The Home Rule Act reached the statue books with Royal assent in 1914, but its implementation was suspended due to the commencement of WW1. A proviso within the Act included an amendment clause for Ulster counties to remain under London administration for a time, yet to be agreed. Partition was already an inevitability before the Rising began! Redmond, the leader of Irish nationalism, fought tenaciously against partition, had accepted this concession as a compromise to pacify Ulster Unionists and avoid Civil War. Carson and Unionists, backed by a Lords recommendation, supported the governments Amending Bill in the House of Lords on 8th July 1914 to temporarily partition Ulster from the workings of a future Act. Respective leaders, Carson and Redmond had accepted Partition, though vehemently opposed the concept when the crisis began.
There’s no doubting the impact of the Easter Rising on Post rising Ireland. The sea change in public opinion after the executions, mass arrests, imposition of martial law and the impeding conscription crisis succeeded in advancing radical nationalism at the expense of constitutional nationalism. After the Rising, Home Rule, was replaced with the drive National self determination, further compounded by Sinn Fein’s electoral rise and success in 1918 General Election. It could be argued that the Rising was a precursor for events to come,that in essence killed the imposition of Home Rule. It could be argued that the Rising was the catalyst for, what was to become the Free State, gaining additional powers through dominion status. Would this power have been offered by the British, without the Rising?
In the aftermath of the Rising, the Lloyd George Negotiations recommended the proposals that had been formalised pre War, compromise, in the form of partition.
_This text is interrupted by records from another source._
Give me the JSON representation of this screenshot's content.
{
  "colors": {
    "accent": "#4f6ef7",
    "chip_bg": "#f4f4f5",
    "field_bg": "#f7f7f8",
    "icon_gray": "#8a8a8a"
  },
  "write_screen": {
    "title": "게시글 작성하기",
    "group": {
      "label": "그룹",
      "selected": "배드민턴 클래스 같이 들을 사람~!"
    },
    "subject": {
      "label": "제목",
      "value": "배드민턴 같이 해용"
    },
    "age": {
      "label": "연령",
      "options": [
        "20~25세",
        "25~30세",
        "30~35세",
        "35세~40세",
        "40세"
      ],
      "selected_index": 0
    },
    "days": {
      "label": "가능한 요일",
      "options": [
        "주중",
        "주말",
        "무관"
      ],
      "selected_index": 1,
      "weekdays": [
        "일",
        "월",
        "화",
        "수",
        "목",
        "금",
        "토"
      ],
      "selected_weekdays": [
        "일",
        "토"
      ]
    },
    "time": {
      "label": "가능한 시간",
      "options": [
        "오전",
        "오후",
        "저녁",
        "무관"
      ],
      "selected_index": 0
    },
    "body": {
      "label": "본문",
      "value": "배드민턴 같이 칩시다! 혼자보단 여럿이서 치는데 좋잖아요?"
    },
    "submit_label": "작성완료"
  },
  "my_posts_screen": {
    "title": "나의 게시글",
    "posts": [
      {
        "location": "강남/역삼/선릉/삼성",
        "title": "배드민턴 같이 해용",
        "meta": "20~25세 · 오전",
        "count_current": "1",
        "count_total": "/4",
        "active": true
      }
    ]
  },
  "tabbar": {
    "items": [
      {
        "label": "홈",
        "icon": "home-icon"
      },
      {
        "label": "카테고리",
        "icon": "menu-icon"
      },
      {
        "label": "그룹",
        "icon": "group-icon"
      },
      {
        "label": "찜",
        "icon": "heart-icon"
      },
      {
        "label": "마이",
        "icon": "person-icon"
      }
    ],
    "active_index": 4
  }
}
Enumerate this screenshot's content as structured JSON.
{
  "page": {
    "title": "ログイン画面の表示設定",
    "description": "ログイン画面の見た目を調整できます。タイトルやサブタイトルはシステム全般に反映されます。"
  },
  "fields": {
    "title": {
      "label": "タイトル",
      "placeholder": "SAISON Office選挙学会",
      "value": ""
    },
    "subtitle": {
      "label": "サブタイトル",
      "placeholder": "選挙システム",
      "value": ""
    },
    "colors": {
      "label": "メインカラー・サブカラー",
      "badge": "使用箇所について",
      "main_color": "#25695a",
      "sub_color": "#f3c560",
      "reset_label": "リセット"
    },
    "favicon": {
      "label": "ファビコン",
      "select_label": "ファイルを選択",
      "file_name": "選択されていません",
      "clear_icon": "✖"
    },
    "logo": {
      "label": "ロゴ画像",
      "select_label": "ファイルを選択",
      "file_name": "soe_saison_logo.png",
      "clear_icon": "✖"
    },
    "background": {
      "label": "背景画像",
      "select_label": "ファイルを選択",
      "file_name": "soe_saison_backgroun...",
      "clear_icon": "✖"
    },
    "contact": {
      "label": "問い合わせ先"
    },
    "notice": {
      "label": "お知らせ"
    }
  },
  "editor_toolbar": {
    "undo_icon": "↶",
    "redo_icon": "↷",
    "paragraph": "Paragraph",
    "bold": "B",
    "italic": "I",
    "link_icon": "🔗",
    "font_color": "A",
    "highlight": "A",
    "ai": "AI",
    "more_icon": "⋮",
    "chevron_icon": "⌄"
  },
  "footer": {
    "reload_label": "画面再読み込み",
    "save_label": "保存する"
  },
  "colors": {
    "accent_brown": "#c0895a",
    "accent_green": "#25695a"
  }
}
Both Redmond and Carson accepted the partition, although the ambiguity of what was on offer, resulted in the Collapse of negotiations.
In a British parliamentary context, Partition was inevitable, as the Conservative Party eventually strengthened their power and influence. In 1914, the Liberal government ruled the United Kingdom; in 1915 the Conservatives became a minority in coalition; in 1916 they became preponderant when the Liberals split; and after 1918 they were the dominant party in Government. Power had shifted from the allies of Irish Nationalists to the allies of Ulster Unionism. Lloyd George, the Prime Minster, a supporter of partition since 1912, was responsible for the fourth Home Rule Bill, the Government of Ireland Act, 1920 with a heavily weighted Ulster Unionist alliance including Walter Long.
It would be irrational to attribute the Easter Rising solely to the partition of Ireland. I believe the partition of Ireland was already in motion, the political dynamics existent from 1912 created a partitionist mind-set making it a potential solution to the unsolvable Irish question. The British Government had introduced the concept of partition in 1912 and made the concept a functional reality – the partition foundations were laid, as the crisis unfolded, the building structure was added. The partitionist proposals pre-Rising, became the accepted solution post-Rising. By 1921, Unionists who opposed partition, ten years earlier, and whom the concept gradually evolved, were only more than willing to operate within an area of their choice.